The response must consist of each line in the listing that has the word "object" in it.

--- Available records ---

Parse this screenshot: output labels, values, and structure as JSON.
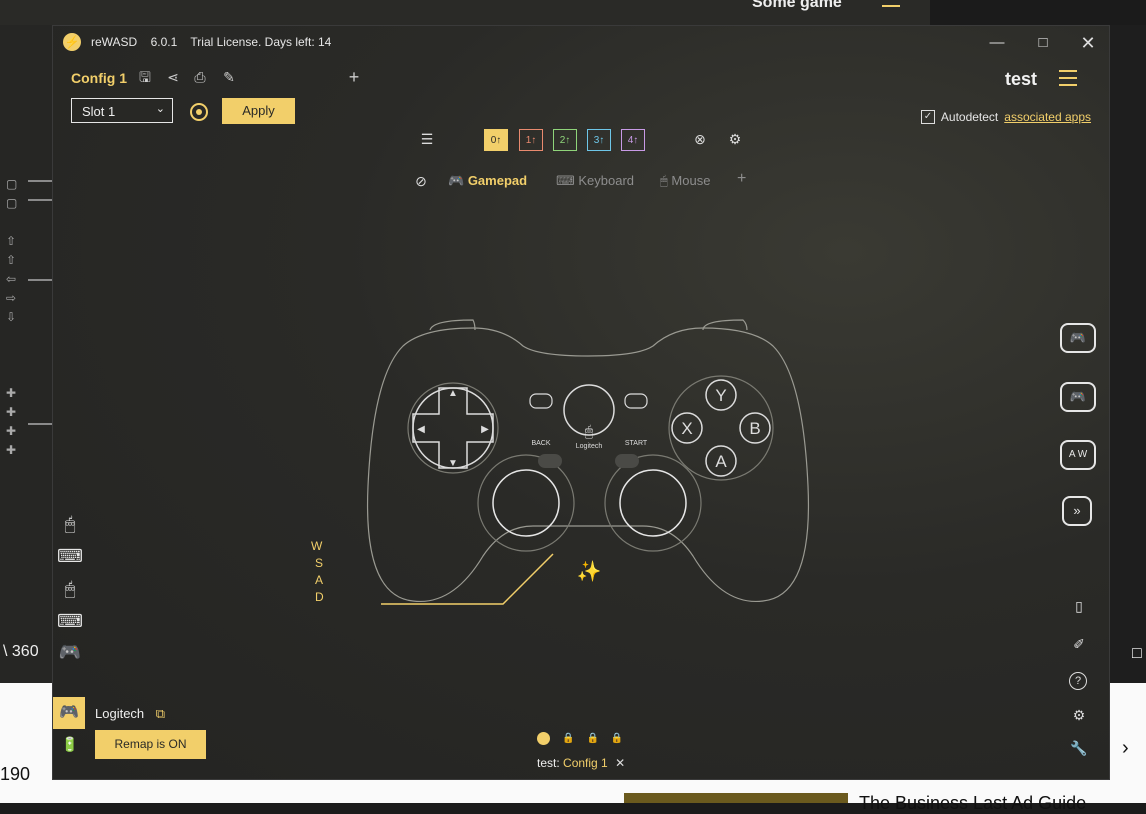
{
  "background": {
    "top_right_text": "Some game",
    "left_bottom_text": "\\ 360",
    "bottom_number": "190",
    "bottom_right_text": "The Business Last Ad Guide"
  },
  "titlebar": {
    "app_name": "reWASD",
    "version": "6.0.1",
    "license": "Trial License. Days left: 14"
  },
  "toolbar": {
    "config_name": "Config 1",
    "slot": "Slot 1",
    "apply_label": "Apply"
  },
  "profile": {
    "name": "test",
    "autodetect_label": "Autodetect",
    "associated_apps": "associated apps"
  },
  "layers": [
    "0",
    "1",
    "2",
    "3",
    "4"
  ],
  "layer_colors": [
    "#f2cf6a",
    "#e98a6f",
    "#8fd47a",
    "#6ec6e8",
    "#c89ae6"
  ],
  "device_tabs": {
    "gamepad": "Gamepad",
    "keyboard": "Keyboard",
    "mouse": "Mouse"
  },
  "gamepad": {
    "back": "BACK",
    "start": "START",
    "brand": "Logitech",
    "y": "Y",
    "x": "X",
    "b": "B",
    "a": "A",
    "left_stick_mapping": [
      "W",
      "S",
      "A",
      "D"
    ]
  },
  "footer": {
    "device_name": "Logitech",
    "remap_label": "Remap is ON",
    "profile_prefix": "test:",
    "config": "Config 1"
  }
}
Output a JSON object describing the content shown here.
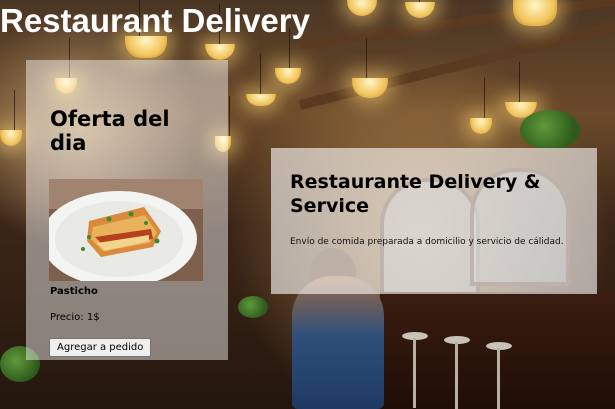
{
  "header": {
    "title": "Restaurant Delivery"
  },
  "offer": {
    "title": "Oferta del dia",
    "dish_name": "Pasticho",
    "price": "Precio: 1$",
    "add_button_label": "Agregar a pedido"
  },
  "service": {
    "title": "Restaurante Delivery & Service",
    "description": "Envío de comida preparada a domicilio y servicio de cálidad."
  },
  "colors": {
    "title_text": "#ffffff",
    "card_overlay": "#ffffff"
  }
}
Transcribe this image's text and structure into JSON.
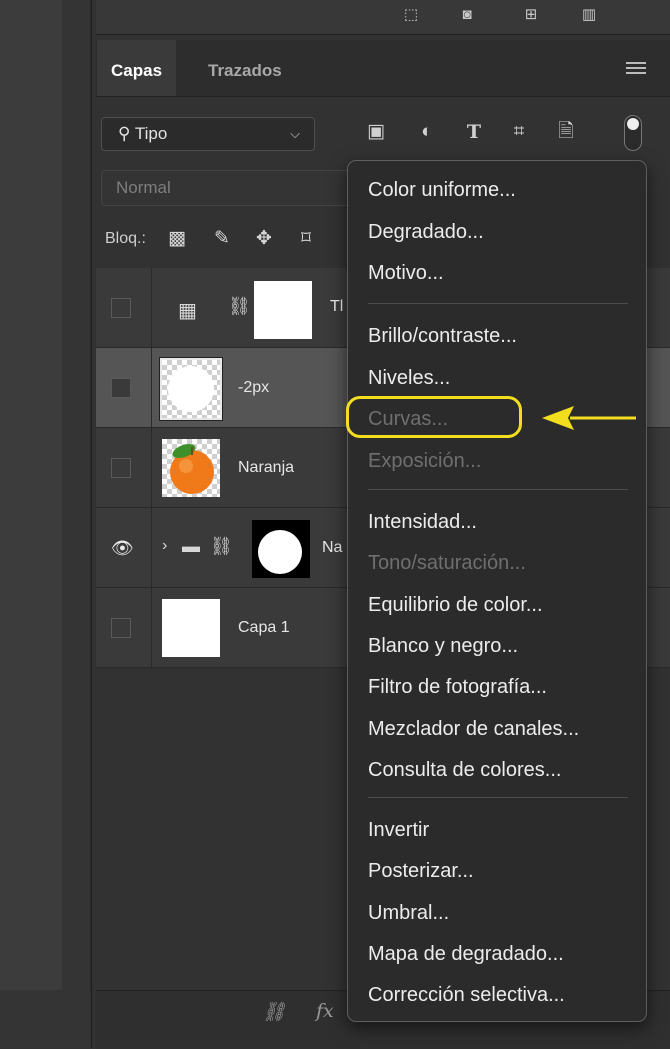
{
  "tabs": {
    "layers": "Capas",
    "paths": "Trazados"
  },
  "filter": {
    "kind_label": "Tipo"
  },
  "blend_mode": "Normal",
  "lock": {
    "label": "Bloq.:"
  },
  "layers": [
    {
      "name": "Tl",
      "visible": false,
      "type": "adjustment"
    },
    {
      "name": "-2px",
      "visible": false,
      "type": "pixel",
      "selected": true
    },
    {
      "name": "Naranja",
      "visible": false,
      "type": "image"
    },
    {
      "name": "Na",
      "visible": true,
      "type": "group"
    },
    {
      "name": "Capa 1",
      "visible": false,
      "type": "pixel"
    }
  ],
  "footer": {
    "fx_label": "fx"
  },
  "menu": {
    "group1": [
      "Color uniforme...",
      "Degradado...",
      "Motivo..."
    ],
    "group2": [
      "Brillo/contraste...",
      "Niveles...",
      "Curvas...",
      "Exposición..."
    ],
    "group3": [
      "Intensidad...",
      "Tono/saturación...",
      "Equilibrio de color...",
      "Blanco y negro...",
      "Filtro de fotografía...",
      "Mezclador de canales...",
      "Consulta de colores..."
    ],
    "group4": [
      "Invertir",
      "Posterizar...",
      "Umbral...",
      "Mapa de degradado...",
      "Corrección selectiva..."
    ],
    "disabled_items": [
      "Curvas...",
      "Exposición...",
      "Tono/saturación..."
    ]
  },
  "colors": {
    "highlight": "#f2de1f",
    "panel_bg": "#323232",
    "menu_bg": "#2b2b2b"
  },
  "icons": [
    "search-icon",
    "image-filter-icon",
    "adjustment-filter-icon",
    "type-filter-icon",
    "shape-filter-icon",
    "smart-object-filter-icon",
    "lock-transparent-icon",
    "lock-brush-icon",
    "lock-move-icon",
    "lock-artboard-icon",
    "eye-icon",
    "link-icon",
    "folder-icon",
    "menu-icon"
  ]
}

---
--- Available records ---

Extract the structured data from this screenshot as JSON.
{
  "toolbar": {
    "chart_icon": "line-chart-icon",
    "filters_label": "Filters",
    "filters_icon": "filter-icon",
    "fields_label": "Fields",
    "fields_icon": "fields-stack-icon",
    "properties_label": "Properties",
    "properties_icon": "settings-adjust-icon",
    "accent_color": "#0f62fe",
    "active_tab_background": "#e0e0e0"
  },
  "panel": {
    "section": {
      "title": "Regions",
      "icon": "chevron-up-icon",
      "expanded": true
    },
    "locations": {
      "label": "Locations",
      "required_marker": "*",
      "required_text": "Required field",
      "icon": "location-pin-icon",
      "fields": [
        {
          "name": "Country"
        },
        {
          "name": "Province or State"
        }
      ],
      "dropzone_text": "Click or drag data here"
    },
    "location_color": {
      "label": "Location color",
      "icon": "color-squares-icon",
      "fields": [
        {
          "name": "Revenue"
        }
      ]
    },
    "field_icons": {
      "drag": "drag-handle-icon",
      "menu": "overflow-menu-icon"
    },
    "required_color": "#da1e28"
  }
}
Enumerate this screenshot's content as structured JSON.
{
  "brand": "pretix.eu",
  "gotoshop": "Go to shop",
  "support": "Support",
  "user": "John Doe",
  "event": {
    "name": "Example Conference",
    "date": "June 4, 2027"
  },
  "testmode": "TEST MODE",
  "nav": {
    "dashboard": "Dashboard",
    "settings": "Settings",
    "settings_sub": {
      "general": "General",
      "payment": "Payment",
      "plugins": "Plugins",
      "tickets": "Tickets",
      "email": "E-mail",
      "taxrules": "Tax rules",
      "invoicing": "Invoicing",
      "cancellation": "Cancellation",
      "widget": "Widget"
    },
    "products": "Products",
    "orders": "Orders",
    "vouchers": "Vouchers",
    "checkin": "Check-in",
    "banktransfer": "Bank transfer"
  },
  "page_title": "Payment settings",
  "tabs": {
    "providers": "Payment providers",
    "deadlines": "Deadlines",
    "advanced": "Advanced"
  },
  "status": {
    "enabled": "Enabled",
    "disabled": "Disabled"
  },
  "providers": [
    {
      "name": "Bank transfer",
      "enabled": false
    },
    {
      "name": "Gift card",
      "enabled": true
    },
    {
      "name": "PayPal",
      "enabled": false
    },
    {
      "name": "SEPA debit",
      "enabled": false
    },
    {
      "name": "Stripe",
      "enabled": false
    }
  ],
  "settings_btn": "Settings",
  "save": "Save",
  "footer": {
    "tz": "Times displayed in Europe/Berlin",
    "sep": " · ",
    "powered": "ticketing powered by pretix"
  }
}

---
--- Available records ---

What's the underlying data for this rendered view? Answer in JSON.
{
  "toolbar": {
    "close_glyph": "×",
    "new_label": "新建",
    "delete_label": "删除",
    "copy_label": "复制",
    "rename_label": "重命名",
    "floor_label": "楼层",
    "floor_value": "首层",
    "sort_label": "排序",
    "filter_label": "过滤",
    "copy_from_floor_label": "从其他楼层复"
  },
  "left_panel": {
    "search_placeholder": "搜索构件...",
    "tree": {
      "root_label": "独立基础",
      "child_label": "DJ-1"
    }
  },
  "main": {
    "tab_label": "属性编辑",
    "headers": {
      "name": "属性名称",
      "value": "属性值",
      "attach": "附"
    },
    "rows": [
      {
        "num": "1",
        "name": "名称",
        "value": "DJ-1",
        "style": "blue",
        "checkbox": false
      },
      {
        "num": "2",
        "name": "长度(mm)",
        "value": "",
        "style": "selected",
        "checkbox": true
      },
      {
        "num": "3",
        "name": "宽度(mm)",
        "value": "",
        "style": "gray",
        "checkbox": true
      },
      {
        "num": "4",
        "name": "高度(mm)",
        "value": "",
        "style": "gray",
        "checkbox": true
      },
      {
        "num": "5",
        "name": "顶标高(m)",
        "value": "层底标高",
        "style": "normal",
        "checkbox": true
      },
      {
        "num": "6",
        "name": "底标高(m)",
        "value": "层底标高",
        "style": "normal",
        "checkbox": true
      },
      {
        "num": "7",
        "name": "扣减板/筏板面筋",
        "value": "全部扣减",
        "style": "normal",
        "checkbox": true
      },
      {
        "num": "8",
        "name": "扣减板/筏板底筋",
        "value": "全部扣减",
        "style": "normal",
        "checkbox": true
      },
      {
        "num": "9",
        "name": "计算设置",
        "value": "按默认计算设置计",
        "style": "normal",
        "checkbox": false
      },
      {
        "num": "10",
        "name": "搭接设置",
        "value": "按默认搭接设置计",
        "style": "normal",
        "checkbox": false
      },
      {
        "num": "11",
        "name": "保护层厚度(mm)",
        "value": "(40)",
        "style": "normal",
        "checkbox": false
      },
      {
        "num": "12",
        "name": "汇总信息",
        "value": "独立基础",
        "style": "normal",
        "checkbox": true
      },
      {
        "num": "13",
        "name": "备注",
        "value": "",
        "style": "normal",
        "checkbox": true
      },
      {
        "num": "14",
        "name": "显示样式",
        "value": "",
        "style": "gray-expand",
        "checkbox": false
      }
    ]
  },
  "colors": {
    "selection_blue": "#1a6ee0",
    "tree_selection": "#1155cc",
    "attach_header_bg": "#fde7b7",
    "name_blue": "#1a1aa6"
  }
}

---

Answer for the task:
Output a JSON object describing the content shown here.
    "smart-object-filter-icon",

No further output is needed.